[Pictured (above and below): The half tuck's cousin, the front tuck]



-L.A.S

Friday, December 18, 2009

Double Monks Done Right




I've been lamenting the loss of a pair of Ralph Lauren double monk shoes (seen above) on Gilt since Wednesday and if you follow me on Twitter you've heard me soliciting recommendations for an affordable pair.  The RL's were there for the taking and I dropped the ball.  Double monk shoes are possible the most elegant, wonderful shoes a guy can own, but they are usually price out of what I'm willing to spend.  Not to mention they are a rare style so it's not everyday I can get my hands on a pair.  Since I'm currently still in mourning, I figured I'd throw up some examples of double monks done right (both the shoes themselves and guys wearing them).  Shed a tear with me as we bring in the weekend.


As with most things, Sid Mashburn does it better than anyone else.  At the moment I don't happen to have 59,500 pennies laying around to spend on shoes so I guess these will have to wait.  Apparently this shoe requires 200 seperate "operations" to make, which is about 199 more than any other shoe I currently own.

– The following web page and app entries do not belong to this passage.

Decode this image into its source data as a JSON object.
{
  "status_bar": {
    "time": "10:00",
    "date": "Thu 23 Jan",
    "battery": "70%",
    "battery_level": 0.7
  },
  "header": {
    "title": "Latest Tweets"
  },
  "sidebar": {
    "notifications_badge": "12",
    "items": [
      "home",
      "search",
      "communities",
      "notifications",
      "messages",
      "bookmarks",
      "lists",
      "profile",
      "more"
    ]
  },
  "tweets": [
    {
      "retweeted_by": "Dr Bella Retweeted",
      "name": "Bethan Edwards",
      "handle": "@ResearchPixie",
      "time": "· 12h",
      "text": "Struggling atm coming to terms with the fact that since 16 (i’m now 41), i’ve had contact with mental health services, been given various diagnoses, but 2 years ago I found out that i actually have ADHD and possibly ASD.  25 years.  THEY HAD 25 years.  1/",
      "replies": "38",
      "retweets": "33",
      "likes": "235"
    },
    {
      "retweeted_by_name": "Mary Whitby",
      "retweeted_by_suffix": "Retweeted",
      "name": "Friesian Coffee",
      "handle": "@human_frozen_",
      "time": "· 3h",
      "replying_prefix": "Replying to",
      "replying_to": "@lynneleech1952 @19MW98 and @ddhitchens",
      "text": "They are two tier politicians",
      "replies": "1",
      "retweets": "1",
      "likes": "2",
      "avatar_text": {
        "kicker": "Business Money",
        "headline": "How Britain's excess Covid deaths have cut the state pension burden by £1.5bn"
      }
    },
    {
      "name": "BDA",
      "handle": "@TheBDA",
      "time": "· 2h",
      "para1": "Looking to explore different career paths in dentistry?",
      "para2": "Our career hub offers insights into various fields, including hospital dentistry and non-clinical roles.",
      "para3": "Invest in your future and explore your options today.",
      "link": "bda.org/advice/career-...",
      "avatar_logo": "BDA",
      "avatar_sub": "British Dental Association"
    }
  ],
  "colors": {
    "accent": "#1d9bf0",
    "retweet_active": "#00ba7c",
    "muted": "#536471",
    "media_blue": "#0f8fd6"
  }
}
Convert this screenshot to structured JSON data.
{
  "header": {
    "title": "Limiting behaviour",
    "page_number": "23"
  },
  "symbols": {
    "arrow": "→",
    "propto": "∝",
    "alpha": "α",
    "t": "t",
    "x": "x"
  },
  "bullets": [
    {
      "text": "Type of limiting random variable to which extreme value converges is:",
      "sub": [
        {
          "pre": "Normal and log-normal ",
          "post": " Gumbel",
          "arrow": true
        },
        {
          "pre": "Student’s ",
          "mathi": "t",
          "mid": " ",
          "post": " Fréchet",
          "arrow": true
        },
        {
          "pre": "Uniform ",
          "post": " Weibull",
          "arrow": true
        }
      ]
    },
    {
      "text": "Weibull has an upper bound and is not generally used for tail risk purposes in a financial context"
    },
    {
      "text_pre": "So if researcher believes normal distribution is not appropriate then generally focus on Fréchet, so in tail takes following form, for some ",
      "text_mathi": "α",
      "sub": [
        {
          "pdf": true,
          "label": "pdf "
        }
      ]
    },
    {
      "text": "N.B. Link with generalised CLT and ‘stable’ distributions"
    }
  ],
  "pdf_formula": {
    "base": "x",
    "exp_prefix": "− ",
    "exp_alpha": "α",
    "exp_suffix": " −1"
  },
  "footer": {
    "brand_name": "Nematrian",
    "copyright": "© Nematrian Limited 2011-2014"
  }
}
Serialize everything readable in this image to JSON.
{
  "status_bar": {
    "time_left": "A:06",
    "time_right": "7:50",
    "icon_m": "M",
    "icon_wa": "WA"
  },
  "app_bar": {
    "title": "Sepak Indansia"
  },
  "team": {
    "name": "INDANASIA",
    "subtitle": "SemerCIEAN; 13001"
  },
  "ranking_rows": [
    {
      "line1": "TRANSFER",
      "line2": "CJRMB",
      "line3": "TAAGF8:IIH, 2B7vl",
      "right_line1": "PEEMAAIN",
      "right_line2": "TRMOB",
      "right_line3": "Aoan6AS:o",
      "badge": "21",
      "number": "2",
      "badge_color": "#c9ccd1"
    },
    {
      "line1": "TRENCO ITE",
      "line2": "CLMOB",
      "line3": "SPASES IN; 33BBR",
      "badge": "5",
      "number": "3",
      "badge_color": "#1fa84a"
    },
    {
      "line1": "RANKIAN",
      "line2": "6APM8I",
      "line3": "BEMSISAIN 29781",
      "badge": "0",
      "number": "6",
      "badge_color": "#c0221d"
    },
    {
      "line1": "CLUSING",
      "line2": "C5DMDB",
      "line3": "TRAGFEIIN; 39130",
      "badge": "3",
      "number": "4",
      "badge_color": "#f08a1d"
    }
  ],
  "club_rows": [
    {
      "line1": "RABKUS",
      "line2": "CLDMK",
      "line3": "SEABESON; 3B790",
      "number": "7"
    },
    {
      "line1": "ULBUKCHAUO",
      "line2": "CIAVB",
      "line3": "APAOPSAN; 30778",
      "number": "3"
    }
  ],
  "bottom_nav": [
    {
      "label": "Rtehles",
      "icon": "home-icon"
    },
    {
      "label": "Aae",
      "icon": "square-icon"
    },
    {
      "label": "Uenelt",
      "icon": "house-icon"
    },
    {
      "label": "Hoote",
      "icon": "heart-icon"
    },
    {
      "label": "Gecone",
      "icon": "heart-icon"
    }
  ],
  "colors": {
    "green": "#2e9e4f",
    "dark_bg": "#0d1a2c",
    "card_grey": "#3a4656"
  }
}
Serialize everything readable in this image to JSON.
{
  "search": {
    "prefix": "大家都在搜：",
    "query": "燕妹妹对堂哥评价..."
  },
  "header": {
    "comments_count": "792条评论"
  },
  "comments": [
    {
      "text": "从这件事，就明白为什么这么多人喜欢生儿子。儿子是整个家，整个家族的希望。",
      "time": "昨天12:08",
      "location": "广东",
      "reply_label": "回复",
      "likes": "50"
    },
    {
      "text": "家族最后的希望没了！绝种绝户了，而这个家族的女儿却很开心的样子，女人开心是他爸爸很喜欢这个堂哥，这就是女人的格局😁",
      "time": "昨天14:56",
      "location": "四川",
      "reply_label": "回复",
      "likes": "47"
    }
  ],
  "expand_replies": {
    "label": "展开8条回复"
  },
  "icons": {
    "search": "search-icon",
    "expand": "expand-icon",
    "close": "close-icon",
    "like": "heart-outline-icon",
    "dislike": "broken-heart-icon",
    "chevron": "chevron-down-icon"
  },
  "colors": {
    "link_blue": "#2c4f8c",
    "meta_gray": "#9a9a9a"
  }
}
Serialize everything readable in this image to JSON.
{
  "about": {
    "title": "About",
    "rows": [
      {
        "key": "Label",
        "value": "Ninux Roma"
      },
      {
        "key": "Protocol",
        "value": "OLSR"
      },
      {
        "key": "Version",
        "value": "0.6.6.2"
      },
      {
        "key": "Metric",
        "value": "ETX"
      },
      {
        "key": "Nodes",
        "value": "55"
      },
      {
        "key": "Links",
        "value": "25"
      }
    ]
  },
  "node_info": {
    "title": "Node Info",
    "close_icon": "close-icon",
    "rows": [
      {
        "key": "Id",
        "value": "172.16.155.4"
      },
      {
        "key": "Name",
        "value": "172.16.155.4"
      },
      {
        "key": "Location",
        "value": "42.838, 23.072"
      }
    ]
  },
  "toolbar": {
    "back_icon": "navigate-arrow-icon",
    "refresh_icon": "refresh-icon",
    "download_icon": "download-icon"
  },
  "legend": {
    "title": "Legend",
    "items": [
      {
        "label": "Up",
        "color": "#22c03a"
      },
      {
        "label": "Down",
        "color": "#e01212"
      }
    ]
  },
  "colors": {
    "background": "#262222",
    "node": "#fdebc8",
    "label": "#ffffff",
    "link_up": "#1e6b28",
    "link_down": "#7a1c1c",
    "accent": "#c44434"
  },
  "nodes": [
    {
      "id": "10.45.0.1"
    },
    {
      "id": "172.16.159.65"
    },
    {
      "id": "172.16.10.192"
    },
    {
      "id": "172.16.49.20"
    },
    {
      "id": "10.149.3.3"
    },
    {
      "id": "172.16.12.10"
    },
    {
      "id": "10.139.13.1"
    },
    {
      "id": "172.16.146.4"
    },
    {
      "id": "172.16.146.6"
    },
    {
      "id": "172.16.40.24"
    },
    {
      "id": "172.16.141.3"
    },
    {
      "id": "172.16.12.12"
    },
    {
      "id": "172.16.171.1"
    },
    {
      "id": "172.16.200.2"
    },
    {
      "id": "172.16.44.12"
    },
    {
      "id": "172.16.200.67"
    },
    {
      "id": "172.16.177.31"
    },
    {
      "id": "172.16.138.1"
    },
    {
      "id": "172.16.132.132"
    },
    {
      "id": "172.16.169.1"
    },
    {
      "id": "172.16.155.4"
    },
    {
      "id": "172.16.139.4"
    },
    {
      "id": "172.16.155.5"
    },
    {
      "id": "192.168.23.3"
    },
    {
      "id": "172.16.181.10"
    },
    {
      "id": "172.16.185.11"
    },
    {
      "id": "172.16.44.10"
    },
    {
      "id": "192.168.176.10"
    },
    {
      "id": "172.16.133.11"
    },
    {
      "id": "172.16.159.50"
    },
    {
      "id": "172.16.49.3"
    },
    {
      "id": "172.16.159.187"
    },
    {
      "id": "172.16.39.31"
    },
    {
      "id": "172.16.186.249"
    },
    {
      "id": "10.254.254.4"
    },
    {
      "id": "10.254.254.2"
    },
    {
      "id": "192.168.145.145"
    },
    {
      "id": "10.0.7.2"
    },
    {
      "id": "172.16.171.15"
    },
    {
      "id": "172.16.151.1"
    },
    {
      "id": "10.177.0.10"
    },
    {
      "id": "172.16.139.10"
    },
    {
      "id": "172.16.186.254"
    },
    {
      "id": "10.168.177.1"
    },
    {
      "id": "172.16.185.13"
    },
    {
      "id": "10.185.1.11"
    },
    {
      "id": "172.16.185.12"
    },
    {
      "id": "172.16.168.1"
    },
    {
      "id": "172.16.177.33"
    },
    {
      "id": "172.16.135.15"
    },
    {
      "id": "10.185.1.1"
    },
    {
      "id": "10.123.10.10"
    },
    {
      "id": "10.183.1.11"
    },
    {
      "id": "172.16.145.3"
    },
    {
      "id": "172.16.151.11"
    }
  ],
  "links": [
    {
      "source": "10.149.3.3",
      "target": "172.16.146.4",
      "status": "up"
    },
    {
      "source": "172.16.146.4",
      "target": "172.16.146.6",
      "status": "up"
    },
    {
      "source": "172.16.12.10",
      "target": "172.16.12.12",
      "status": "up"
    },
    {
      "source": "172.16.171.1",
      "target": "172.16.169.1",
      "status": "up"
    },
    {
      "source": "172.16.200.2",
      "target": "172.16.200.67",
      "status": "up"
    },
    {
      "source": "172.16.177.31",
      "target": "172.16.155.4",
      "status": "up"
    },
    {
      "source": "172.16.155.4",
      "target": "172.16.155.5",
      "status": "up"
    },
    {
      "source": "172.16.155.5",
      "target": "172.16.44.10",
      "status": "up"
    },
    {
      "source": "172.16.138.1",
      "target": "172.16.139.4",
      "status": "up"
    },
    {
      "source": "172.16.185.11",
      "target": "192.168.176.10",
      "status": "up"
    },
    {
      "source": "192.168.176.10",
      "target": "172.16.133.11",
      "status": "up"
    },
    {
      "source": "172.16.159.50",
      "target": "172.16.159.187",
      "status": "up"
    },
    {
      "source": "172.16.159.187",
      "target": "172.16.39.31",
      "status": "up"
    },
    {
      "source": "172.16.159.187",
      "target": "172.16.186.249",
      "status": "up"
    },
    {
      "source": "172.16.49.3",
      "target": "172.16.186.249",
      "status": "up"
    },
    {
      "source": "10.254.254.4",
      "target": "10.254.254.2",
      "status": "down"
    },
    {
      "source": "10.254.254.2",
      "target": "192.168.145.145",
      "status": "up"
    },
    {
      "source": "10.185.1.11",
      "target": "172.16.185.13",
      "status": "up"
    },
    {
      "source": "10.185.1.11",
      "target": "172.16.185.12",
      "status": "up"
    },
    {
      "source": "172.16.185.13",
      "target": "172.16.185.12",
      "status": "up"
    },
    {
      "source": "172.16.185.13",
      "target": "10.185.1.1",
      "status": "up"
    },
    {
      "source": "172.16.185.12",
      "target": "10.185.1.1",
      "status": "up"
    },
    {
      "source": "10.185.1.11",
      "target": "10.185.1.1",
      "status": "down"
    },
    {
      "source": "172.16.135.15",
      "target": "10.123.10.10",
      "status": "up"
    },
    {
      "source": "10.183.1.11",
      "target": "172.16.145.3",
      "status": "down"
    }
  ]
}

The British brand Loake makes a pretty good double monk model known as the Blackfriar.  It's available for around $240, and is looking like my most viable option.  My man David, who is Astor & Black's rep. down in Charlotte (and "the south" for that matter), apparently has these in stock so I have to swing by the showroom soon and get up close and personal with these.

As far as wearing a double monk is concerned, a confidence with one's self is pretty necessary.  These are not your everyday shoes and people will probably have some questions (most likely of the "where the hell did you get those shoes" variety).  Even though the double monk is a pretty dressy shoe, it can be worn with chinos or jeans to add a real punch to your everyday garb.  I mean, in my eyes, if you're going to spend at least 300 bucks you want to wear these as much as possible.  European men know what's up when it comes to double monks and should be your go to inspiration when it comes to making them work on a day to day basis.  Check out these pics from The Sartorialist...





-L.A.S

Monday, September 21, 2009

Fall Looks: Setting the Bar


[Pictured: "On the Street....Perfect RL, NYC". Courtsey of Scott Schuman aka The Sartorialist.]

The best look I have seen this fall comes from a street shot done by the great Scott Schuman aka The Sartorialist (who partly inspired this very blog's name). This gentleman is doing exactly what I am recommending this fall (see: two posts ago)...blending both the traditionally refined and the classically rugged. Here we've got wingtips, a spread collar button down, a tweed vest, chinos, and a tie complete with tie bar topped off with a great military fatigue jacket.  What a great example of a wonderful, yet average fall outfit taken to the next level with the inclusion of an unexpected element. This outfit says so many things, but all I can say is "wow". This, ladies and gentlemen, is a perfect outfit, and THE perfect fall look as far as Sartorially Inclined is concerned. Finding the right balance somewhere in-between is no easy task, but when done right the juxtaposition of refined and rugged brings it all together. Talk about setting the bar high...

-L.A.S